• [RECORDS PROVIDED]
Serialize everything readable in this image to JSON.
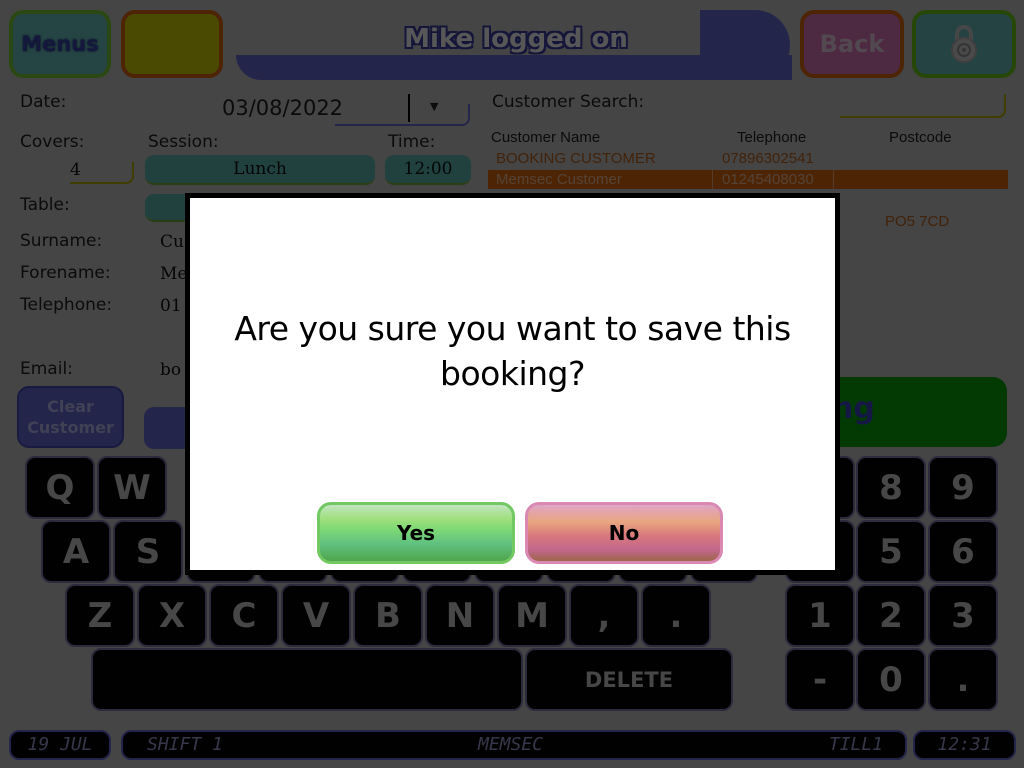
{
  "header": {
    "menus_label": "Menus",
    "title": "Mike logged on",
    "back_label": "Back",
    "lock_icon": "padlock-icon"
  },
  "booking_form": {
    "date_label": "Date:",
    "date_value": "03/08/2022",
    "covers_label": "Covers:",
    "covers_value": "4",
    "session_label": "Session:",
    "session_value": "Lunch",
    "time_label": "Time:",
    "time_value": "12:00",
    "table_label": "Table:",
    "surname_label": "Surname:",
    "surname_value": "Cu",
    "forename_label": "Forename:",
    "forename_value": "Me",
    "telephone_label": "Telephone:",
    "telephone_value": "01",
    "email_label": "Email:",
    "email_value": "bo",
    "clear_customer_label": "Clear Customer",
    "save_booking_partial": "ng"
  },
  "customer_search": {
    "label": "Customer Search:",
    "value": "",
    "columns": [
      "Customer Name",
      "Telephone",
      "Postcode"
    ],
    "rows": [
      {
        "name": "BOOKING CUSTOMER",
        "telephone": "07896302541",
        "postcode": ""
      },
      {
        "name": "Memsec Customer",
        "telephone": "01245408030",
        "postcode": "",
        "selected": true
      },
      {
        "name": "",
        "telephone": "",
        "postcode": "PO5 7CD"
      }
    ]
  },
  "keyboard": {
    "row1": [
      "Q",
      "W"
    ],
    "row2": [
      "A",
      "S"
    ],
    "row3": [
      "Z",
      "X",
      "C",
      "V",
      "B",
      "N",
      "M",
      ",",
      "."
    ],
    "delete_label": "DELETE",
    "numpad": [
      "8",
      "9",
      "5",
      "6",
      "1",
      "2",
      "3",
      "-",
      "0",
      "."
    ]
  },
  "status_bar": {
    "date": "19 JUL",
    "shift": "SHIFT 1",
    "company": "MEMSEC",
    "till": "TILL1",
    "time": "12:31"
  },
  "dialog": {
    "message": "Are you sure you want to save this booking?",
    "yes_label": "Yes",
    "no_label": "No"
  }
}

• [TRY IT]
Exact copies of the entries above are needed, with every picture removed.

• [WORKED SOLUTION]
Serialize everything readable in this image to JSON.
{
  "header": {
    "menus_label": "Menus",
    "title": "Mike logged on",
    "back_label": "Back",
    "lock_icon": "padlock-icon"
  },
  "booking_form": {
    "date_label": "Date:",
    "date_value": "03/08/2022",
    "covers_label": "Covers:",
    "covers_value": "4",
    "session_label": "Session:",
    "session_value": "Lunch",
    "time_label": "Time:",
    "time_value": "12:00",
    "table_label": "Table:",
    "surname_label": "Surname:",
    "surname_value": "Cu",
    "forename_label": "Forename:",
    "forename_value": "Me",
    "telephone_label": "Telephone:",
    "telephone_value": "01",
    "email_label": "Email:",
    "email_value": "bo",
    "clear_customer_label": "Clear Customer",
    "save_booking_partial": "ng"
  },
  "customer_search": {
    "label": "Customer Search:",
    "value": "",
    "columns": [
      "Customer Name",
      "Telephone",
      "Postcode"
    ],
    "rows": [
      {
        "name": "BOOKING CUSTOMER",
        "telephone": "07896302541",
        "postcode": ""
      },
      {
        "name": "Memsec Customer",
        "telephone": "01245408030",
        "postcode": "",
        "selected": true
      },
      {
        "name": "",
        "telephone": "",
        "postcode": "PO5 7CD"
      }
    ]
  },
  "keyboard": {
    "row1": [
      "Q",
      "W"
    ],
    "row2": [
      "A",
      "S"
    ],
    "row3": [
      "Z",
      "X",
      "C",
      "V",
      "B",
      "N",
      "M",
      ",",
      "."
    ],
    "delete_label": "DELETE",
    "numpad": [
      "8",
      "9",
      "5",
      "6",
      "1",
      "2",
      "3",
      "-",
      "0",
      "."
    ]
  },
  "status_bar": {
    "date": "19 JUL",
    "shift": "SHIFT 1",
    "company": "MEMSEC",
    "till": "TILL1",
    "time": "12:31"
  },
  "dialog": {
    "message": "Are you sure you want to save this booking?",
    "yes_label": "Yes",
    "no_label": "No"
  }
}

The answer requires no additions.